> Were possession of an MFA considered a prerequisite
> solely for academic positions, it would be
> marginally acceptable. Given that it's sometimes
> used as a qualification for artistry, it's quite
> foolish. Does one ask for evidence of Robert Burns'
> education, or Shakespeare's? Did DaVinci need a
> degree, or Raphael, or Rodin?
Why do we encounter this periodically on Clayart? What is the point of MFA
bashing? Is it sour grapes from people who wish they had one? If so, what a
silly waste of time, especially when grandstanded on a worldwide public
venue. I'm really curious to know what this is all about. I mean, I'm
sitting trying to imagine what could possibly be the motive or purpose of
such a statement? The last part especially slips into the realm of the
The MFA degree in studio art represents the successful completion of a
rigorous program of study culminating in a professional quality exhibition
of the candidate's work. The MFA degree means that the candidate has gone
through that rigorous training and exhibition, nothing more, nothing less.
The work still has to stand on its own merit, and if the graduate is a
candidate for a job, then they have to defend the work and they have to know
what the hell they are talking about (depending on the questions asked by
the particular employment venue, and their particular priorities).
In this day of accountability and litigation, someone hired to teach must
have documented qualifications. That is a fact, for better or for worse.
There may be situations where someone of world reputation can still get an
academic teaching job without an advanced degree, but those days are
disappearing fast. Yes, I am sorry about that too. I think it sucks. But
let's just accept the MFA for what it is, and stop making pointless
statements about it. The desire to get an MFA is an admirable objective,
regardless of career or life objective, and achieving an MFA is an

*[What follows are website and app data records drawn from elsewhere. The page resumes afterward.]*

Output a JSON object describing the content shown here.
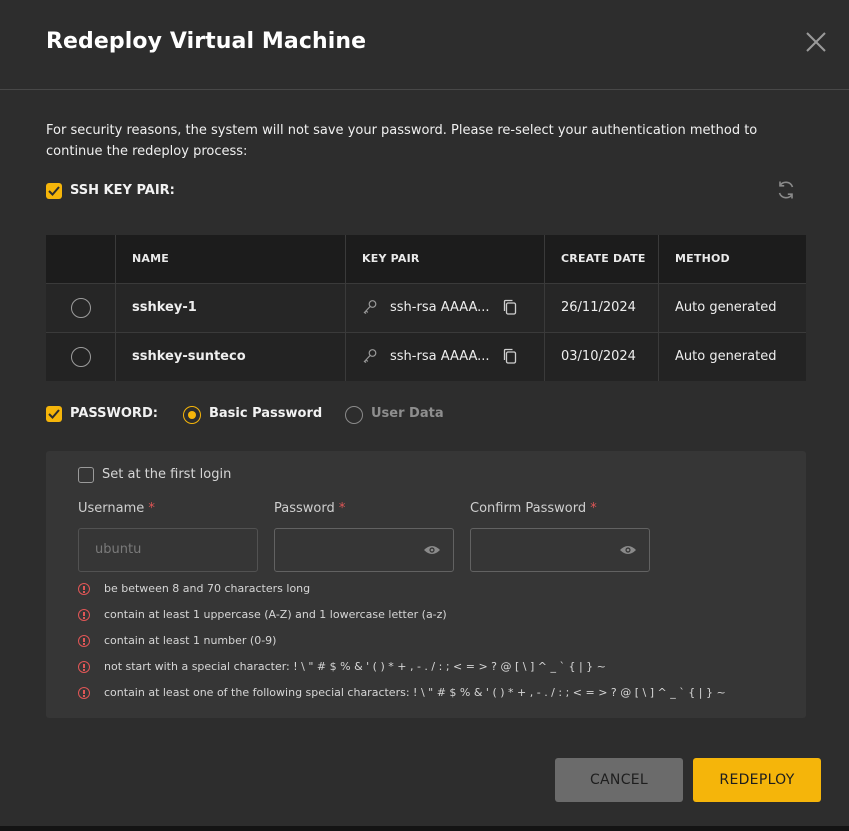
{
  "dialog": {
    "title": "Redeploy Virtual Machine",
    "intro": "For security reasons, the system will not save your password. Please re-select your authentication method to continue the redeploy process:"
  },
  "ssh": {
    "label": "SSH KEY PAIR:",
    "checked": true,
    "columns": [
      "NAME",
      "KEY PAIR",
      "CREATE DATE",
      "METHOD"
    ],
    "rows": [
      {
        "name": "sshkey-1",
        "key_pair": "ssh-rsa AAAA...",
        "create_date": "26/11/2024",
        "method": "Auto generated"
      },
      {
        "name": "sshkey-sunteco",
        "key_pair": "ssh-rsa AAAA...",
        "create_date": "03/10/2024",
        "method": "Auto generated"
      }
    ]
  },
  "password": {
    "label": "PASSWORD:",
    "checked": true,
    "options": [
      "Basic Password",
      "User Data"
    ],
    "selected_option": "Basic Password",
    "first_login_label": "Set at the first login",
    "first_login_checked": false,
    "username_label": "Username",
    "username_placeholder": "ubuntu",
    "password_label": "Password",
    "confirm_label": "Confirm Password",
    "required_mark": "*",
    "rules": [
      "be between 8 and 70 characters long",
      "contain at least 1 uppercase (A-Z) and 1 lowercase letter (a-z)",
      "contain at least 1 number (0-9)",
      "not start with a special character: ! \\ \" # $ % & ' ( ) * + , - . / : ; < = > ? @ [ \\ ] ^ _ ` { | } ~",
      "contain at least one of the following special characters: ! \\ \" # $ % & ' ( ) * + , - . / : ; < = > ? @ [ \\ ] ^ _ ` { | } ~"
    ]
  },
  "actions": {
    "cancel": "CANCEL",
    "redeploy": "REDEPLOY"
  },
  "colors": {
    "accent": "#f5b50a",
    "error": "#e05656",
    "background": "#2d2d2d"
  },
  "icons": {
    "close": "close-icon",
    "refresh": "refresh-icon",
    "key": "key-icon",
    "copy": "copy-icon",
    "eye": "eye-icon",
    "error": "error-circle-icon"
  }
}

accomplishment to be proud of. Okay?
Appalachian Center for Craft, Tennessee Technological University
Smithville TN 37166, 615/597-6801 x111